REGIONAL SOCIAL AND CULTURAL STUDIES PROGRAMME
The Politics of Art in Southeast Asia Seminar Series
About the Seminar
The Spanish Conquest represents a founding event, a genuine milestone, for the societies of the Spanish Empire, including the Philippines, and still permeates the national imaginaries of Latin American countries. The Conquista has been constantly reinterpreted for political and identity purposes since the 16th century. In the 19th century, the new American republics referred to it as a devastating cataclysm in their nationalist discourses, in order to legitimize the idea of independence from the Spanish metropole. Surprisingly, from the same period, the oil-on-canvas El pacto de sangre (1886, The Blood Compact) by Juan Luna y Novicio (1857–1899), today a Filipino “national” hero, assumes a different representation and meaning.
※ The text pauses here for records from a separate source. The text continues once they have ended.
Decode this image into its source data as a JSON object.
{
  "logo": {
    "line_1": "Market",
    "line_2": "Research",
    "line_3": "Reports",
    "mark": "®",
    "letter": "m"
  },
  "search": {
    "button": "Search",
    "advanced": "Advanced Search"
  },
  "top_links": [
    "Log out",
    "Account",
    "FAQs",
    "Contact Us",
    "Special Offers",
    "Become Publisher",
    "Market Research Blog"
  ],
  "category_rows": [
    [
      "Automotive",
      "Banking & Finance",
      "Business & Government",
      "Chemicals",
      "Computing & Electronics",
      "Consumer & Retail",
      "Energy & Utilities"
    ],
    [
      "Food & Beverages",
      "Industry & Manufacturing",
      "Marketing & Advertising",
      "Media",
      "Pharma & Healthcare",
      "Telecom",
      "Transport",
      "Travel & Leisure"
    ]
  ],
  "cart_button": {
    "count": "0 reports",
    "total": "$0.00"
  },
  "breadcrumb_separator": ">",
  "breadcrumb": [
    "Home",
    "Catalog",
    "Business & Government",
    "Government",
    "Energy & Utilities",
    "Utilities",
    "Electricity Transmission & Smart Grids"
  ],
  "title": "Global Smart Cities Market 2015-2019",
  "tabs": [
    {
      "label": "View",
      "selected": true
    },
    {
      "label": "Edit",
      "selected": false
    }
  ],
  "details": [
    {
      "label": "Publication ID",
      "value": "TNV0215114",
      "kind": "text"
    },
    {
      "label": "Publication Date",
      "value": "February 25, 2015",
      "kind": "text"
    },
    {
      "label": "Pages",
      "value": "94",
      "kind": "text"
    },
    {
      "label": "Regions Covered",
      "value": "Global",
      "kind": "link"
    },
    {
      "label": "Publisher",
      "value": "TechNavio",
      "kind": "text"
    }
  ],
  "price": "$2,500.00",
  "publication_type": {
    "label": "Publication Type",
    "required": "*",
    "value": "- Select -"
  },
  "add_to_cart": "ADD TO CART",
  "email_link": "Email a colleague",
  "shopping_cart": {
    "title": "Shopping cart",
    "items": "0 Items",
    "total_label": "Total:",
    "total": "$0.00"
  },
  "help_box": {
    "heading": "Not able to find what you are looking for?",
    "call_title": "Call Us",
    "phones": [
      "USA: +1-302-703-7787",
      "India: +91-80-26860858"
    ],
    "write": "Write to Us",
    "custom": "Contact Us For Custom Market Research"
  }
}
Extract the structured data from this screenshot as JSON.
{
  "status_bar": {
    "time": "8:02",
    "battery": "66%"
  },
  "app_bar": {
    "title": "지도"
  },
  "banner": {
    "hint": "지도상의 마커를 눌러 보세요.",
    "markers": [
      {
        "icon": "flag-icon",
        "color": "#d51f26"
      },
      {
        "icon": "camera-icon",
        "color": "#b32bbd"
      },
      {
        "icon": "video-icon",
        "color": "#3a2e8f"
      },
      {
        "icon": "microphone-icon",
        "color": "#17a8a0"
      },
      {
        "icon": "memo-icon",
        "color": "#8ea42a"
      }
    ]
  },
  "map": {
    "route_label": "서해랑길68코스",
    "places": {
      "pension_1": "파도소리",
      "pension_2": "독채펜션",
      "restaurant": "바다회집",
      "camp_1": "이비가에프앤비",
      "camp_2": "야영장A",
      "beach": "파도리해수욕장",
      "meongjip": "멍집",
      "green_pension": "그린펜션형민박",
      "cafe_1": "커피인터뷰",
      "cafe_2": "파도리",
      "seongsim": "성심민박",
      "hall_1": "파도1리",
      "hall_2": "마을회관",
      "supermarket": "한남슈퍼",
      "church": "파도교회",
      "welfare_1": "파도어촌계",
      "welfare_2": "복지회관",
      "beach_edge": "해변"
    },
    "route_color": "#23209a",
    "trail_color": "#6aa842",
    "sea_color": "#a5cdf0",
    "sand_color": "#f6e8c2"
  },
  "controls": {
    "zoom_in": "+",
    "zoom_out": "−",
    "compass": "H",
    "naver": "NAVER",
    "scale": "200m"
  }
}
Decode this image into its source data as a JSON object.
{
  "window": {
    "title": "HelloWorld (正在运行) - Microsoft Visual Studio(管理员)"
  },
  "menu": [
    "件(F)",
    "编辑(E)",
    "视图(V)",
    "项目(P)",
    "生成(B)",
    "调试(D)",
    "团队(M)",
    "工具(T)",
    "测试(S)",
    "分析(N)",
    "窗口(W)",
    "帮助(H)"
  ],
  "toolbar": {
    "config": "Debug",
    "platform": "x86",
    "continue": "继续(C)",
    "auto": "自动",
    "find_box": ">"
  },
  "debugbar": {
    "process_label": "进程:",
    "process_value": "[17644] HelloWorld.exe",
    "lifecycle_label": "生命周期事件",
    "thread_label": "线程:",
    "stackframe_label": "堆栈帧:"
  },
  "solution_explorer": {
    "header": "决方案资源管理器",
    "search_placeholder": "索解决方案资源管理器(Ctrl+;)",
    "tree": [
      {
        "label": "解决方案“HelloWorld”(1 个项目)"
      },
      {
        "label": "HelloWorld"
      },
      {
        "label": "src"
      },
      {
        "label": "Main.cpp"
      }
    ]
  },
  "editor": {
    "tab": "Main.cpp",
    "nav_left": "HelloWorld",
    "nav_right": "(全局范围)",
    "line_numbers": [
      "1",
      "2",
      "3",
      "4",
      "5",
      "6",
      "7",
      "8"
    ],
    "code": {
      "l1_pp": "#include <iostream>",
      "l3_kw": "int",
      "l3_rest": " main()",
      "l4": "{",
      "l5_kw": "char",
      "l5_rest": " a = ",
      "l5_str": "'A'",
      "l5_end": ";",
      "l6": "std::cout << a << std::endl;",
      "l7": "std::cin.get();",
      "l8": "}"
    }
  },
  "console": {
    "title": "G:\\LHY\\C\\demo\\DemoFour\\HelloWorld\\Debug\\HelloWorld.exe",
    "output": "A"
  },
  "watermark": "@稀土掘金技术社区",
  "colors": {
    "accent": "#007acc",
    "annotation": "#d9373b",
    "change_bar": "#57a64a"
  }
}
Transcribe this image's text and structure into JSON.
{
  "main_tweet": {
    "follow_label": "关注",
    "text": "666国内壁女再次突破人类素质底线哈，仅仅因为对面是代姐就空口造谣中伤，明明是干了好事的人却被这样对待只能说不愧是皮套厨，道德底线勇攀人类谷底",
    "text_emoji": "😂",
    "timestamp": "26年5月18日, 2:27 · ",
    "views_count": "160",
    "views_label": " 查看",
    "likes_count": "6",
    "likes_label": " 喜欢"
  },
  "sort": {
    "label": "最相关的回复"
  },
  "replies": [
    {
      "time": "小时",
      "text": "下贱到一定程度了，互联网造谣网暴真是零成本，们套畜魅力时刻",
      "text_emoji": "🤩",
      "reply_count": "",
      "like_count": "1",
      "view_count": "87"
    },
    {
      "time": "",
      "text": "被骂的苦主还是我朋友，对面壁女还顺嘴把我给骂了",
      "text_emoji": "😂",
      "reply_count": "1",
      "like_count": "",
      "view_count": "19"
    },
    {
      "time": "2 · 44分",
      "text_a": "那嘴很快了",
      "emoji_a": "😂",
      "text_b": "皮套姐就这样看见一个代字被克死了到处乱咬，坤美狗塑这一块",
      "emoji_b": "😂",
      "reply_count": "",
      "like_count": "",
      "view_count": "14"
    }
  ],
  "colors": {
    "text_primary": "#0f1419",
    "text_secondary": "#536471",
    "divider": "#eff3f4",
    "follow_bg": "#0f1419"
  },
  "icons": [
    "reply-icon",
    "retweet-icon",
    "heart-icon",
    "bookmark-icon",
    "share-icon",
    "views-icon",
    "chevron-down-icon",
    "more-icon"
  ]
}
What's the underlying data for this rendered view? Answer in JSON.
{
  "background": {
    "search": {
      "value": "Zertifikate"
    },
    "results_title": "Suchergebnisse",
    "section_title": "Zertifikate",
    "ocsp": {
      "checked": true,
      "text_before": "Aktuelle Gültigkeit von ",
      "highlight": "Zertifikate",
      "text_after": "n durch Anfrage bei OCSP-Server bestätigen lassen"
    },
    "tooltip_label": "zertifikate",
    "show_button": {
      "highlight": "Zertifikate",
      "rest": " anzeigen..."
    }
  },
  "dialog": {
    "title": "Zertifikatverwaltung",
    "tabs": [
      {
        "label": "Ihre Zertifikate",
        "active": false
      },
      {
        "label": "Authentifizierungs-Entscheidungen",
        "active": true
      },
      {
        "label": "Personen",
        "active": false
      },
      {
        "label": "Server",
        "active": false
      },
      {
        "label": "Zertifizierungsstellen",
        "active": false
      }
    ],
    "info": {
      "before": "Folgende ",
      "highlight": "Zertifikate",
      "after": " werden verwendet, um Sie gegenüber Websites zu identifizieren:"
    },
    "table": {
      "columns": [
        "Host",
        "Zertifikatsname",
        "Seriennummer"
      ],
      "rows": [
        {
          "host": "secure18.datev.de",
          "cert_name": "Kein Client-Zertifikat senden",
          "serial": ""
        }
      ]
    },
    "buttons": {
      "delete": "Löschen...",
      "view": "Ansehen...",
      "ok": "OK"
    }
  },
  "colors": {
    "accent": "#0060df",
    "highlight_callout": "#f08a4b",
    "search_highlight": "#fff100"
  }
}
Luna was a close friend of José Rizal in Europe and a leading representative of the Propaganda Movement, expressing a growing Filipino national consciousness. However, analyzing The Blood Compact from the perspective of Hispanic cultural studies shows that Luna painted the perfect opposite of the Leyenda Negra (Black Legend), a version of the Conquista highlighting the illegitimacy of the Spanish colonial presence in the Philippines. In contrast, The Blood Compact depicts the peaceful and even friendly meeting of the two peoples, through the sandugo ritual between Datu Sikatuna de Bohol and Miguel López de Legazpi, in 1565. This version of the Conquista invites us to comprehend the Philippineness underlined by the pictorial discourse in connection with a larger belonging and cultural identity, the Hispanidad (Hispanity), and to consider Luna’s ilustrado position as proto-nationalistic – as defined by Eric Hobsbawm – rather than nationalistic.
About the Speaker
Emmanuelle Sinardet is a professor of Latin American studies at Paris Ouest Nanterre University, where she teaches Latin American economic, political and cultural history. She is in charge of the Centre d’Études Équatoriennes in the CRIIA (Centre de Recherches Ibériques et Ibéro-américaines). Her research focuses on nation-building, nationalism and cultural policies in the 19th and 20th centuries. Since 2015, she has been a member of the Academia Nacional de Historia del Ecuador. Her last published book as an author (in French) is Shaping the New Ecuadorian Citizen (1895-1925): Nation Building Process during the Liberal Revolution through Moral and Civic Instruction (Presses Universitaires de Paris Ouest, 2015). Her last published work as an editor (in French and Spanish) is Cultural heritage(s) in Ecuador: Cultural and conservation policies (HISTOIRE(S) de l’Amérique latine, n° 10, 2014, hisal.org).